I’m not sure what to make of the character as a whole yet. It’s not clear what Soldier Zero’s purpose is, only that the “suit” can be transferred from one person to another, as we saw once Stewart downloaded the powers from the alien(?). The origin story itself feels like a mixture of several comic book creations, some created by Lee himself, and some less so. The suit is comparable to the Iron Man costume, only it’s based on alien technology as opposed to human science. I’d say the suit is almost too reminiscent to that character, if not for slight modifications to the suit’s design. The origin story functions like any other, explaining first who the man is, and then telling us how he got his powers. It’s explained pretty quickly, but clear enough that I understand his motivations and who he is.
This two-part origin can accurately be described as part Daredevil, part Green Lantern. In Soldier Zero, Stewart has an accident, suffers a disability and then moves forward and lives with that condition. Like Matt Murdock, he doesn’t let that stop him from leading a regular life-like anyone else. Where his powers are concerned, an alien crash lands on earth near him, and then has their powers downloaded to Stewart. I’m a little concerned about the similarities to those origins, feeling those are the striking similarities Soldier Zero will have to contend with and continuously be compared to. Because of that, I think the book is going to have a hard time standing up on its own merits. How well this book does in the long-term will depend on how the supporting cast develops around Stewart and what kind of issues the book tackles ranging from social to political, and what it does to differentiate itself. There is potential here, but it’s hard to say at this point.
This was a good first entry. It wasn’t mind blowing by any means, but was quite solid in how the story was told, how the characterizations developed, and offered glimpses into potential stories.
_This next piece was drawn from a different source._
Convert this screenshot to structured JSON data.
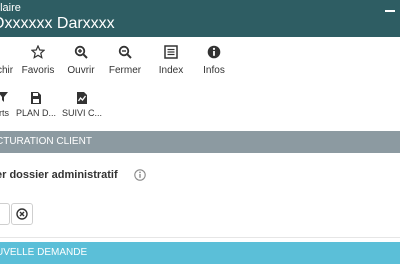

The first of Stan Lee’s latest creations appears to have some potential, and this wasn’t even the one I was most interested in. It may have lacked 1960s styled Batman pows, booms, and biffs, but it looks promising.